Records for the exercise below:

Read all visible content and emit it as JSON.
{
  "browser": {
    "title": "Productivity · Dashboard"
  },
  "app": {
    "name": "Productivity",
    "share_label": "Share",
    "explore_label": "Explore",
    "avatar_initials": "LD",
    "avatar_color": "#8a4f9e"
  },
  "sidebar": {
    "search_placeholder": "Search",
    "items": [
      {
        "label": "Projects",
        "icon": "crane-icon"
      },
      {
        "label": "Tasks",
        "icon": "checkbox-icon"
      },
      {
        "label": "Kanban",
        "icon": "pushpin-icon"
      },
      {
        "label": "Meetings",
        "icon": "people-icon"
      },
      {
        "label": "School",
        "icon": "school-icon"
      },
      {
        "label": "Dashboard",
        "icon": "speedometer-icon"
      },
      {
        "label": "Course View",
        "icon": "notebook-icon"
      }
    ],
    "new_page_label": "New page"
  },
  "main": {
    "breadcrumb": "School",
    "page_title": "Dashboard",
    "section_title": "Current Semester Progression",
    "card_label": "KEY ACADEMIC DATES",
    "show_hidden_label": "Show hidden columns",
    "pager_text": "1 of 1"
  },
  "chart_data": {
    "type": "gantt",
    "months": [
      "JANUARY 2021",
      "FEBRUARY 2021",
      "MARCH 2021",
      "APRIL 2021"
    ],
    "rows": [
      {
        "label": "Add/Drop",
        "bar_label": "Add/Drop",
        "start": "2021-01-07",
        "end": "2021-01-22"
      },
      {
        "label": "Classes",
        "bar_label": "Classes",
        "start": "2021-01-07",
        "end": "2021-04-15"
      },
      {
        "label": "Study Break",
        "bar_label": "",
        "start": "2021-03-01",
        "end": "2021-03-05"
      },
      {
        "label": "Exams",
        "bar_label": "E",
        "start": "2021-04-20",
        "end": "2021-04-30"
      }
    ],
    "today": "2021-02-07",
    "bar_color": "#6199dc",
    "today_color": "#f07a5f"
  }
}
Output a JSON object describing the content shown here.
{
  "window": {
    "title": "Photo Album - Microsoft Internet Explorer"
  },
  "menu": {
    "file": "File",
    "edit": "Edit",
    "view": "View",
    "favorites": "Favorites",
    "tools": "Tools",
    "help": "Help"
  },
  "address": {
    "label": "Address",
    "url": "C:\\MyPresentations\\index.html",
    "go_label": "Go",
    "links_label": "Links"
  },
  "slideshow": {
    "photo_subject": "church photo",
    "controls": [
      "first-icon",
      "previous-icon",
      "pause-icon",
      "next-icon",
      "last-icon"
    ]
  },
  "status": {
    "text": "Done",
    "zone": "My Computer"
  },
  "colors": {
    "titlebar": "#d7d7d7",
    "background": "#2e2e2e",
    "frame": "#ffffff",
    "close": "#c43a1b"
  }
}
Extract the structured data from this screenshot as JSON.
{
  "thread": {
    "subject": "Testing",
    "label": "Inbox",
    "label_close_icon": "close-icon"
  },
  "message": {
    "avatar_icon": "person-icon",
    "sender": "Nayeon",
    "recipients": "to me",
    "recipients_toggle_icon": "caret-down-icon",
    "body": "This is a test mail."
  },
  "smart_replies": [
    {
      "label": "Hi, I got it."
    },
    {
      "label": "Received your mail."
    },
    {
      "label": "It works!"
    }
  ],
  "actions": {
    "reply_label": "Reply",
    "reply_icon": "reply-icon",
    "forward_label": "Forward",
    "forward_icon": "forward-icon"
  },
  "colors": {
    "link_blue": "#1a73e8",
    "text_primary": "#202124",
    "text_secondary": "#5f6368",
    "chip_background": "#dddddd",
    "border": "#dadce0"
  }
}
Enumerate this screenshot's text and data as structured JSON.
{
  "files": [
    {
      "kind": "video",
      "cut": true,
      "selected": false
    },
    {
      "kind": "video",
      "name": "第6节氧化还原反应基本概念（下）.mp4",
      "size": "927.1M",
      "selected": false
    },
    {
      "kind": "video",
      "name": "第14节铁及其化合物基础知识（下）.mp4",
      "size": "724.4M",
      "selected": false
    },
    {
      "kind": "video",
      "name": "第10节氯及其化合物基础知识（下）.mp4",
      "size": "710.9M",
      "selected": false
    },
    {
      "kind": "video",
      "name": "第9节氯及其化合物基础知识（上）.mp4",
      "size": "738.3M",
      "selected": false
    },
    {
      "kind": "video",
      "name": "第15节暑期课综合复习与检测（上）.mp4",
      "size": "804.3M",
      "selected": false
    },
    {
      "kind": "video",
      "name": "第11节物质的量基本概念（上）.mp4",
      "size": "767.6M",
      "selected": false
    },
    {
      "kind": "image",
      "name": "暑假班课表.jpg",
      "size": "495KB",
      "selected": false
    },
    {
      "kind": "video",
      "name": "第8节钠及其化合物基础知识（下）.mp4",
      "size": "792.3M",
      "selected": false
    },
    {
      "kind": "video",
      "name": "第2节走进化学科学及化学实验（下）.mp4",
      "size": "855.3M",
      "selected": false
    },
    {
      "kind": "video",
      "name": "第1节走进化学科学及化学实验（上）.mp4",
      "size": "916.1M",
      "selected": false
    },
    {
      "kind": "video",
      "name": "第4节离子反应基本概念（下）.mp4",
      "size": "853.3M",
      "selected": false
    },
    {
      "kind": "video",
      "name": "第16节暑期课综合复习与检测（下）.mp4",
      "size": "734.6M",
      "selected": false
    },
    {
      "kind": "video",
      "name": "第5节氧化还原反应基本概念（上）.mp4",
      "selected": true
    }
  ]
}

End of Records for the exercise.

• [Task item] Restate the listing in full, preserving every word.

• [Answer section]
Read all visible content and emit it as JSON.
{
  "browser": {
    "title": "Productivity · Dashboard"
  },
  "app": {
    "name": "Productivity",
    "share_label": "Share",
    "explore_label": "Explore",
    "avatar_initials": "LD",
    "avatar_color": "#8a4f9e"
  },
  "sidebar": {
    "search_placeholder": "Search",
    "items": [
      {
        "label": "Projects",
        "icon": "crane-icon"
      },
      {
        "label": "Tasks",
        "icon": "checkbox-icon"
      },
      {
        "label": "Kanban",
        "icon": "pushpin-icon"
      },
      {
        "label": "Meetings",
        "icon": "people-icon"
      },
      {
        "label": "School",
        "icon": "school-icon"
      },
      {
        "label": "Dashboard",
        "icon": "speedometer-icon"
      },
      {
        "label": "Course View",
        "icon": "notebook-icon"
      }
    ],
    "new_page_label": "New page"
  },
  "main": {
    "breadcrumb": "School",
    "page_title": "Dashboard",
    "section_title": "Current Semester Progression",
    "card_label": "KEY ACADEMIC DATES",
    "show_hidden_label": "Show hidden columns",
    "pager_text": "1 of 1"
  },
  "chart_data": {
    "type": "gantt",
    "months": [
      "JANUARY 2021",
      "FEBRUARY 2021",
      "MARCH 2021",
      "APRIL 2021"
    ],
    "rows": [
      {
        "label": "Add/Drop",
        "bar_label": "Add/Drop",
        "start": "2021-01-07",
        "end": "2021-01-22"
      },
      {
        "label": "Classes",
        "bar_label": "Classes",
        "start": "2021-01-07",
        "end": "2021-04-15"
      },
      {
        "label": "Study Break",
        "bar_label": "",
        "start": "2021-03-01",
        "end": "2021-03-05"
      },
      {
        "label": "Exams",
        "bar_label": "E",
        "start": "2021-04-20",
        "end": "2021-04-30"
      }
    ],
    "today": "2021-02-07",
    "bar_color": "#6199dc",
    "today_color": "#f07a5f"
  }
}
Output a JSON object describing the content shown here.
{
  "window": {
    "title": "Photo Album - Microsoft Internet Explorer"
  },
  "menu": {
    "file": "File",
    "edit": "Edit",
    "view": "View",
    "favorites": "Favorites",
    "tools": "Tools",
    "help": "Help"
  },
  "address": {
    "label": "Address",
    "url": "C:\\MyPresentations\\index.html",
    "go_label": "Go",
    "links_label": "Links"
  },
  "slideshow": {
    "photo_subject": "church photo",
    "controls": [
      "first-icon",
      "previous-icon",
      "pause-icon",
      "next-icon",
      "last-icon"
    ]
  },
  "status": {
    "text": "Done",
    "zone": "My Computer"
  },
  "colors": {
    "titlebar": "#d7d7d7",
    "background": "#2e2e2e",
    "frame": "#ffffff",
    "close": "#c43a1b"
  }
}
Extract the structured data from this screenshot as JSON.
{
  "thread": {
    "subject": "Testing",
    "label": "Inbox",
    "label_close_icon": "close-icon"
  },
  "message": {
    "avatar_icon": "person-icon",
    "sender": "Nayeon",
    "recipients": "to me",
    "recipients_toggle_icon": "caret-down-icon",
    "body": "This is a test mail."
  },
  "smart_replies": [
    {
      "label": "Hi, I got it."
    },
    {
      "label": "Received your mail."
    },
    {
      "label": "It works!"
    }
  ],
  "actions": {
    "reply_label": "Reply",
    "reply_icon": "reply-icon",
    "forward_label": "Forward",
    "forward_icon": "forward-icon"
  },
  "colors": {
    "link_blue": "#1a73e8",
    "text_primary": "#202124",
    "text_secondary": "#5f6368",
    "chip_background": "#dddddd",
    "border": "#dadce0"
  }
}
Enumerate this screenshot's text and data as structured JSON.
{
  "files": [
    {
      "kind": "video",
      "cut": true,
      "selected": false
    },
    {
      "kind": "video",
      "name": "第6节氧化还原反应基本概念（下）.mp4",
      "size": "927.1M",
      "selected": false
    },
    {
      "kind": "video",
      "name": "第14节铁及其化合物基础知识（下）.mp4",
      "size": "724.4M",
      "selected": false
    },
    {
      "kind": "video",
      "name": "第10节氯及其化合物基础知识（下）.mp4",
      "size": "710.9M",
      "selected": false
    },
    {
      "kind": "video",
      "name": "第9节氯及其化合物基础知识（上）.mp4",
      "size": "738.3M",
      "selected": false
    },
    {
      "kind": "video",
      "name": "第15节暑期课综合复习与检测（上）.mp4",
      "size": "804.3M",
      "selected": false
    },
    {
      "kind": "video",
      "name": "第11节物质的量基本概念（上）.mp4",
      "size": "767.6M",
      "selected": false
    },
    {
      "kind": "image",
      "name": "暑假班课表.jpg",
      "size": "495KB",
      "selected": false
    },
    {
      "kind": "video",
      "name": "第8节钠及其化合物基础知识（下）.mp4",
      "size": "792.3M",
      "selected": false
    },
    {
      "kind": "video",
      "name": "第2节走进化学科学及化学实验（下）.mp4",
      "size": "855.3M",
      "selected": false
    },
    {
      "kind": "video",
      "name": "第1节走进化学科学及化学实验（上）.mp4",
      "size": "916.1M",
      "selected": false
    },
    {
      "kind": "video",
      "name": "第4节离子反应基本概念（下）.mp4",
      "size": "853.3M",
      "selected": false
    },
    {
      "kind": "video",
      "name": "第16节暑期课综合复习与检测（下）.mp4",
      "size": "734.6M",
      "selected": false
    },
    {
      "kind": "video",
      "name": "第5节氧化还原反应基本概念（上）.mp4",
      "selected": true
    }
  ]
}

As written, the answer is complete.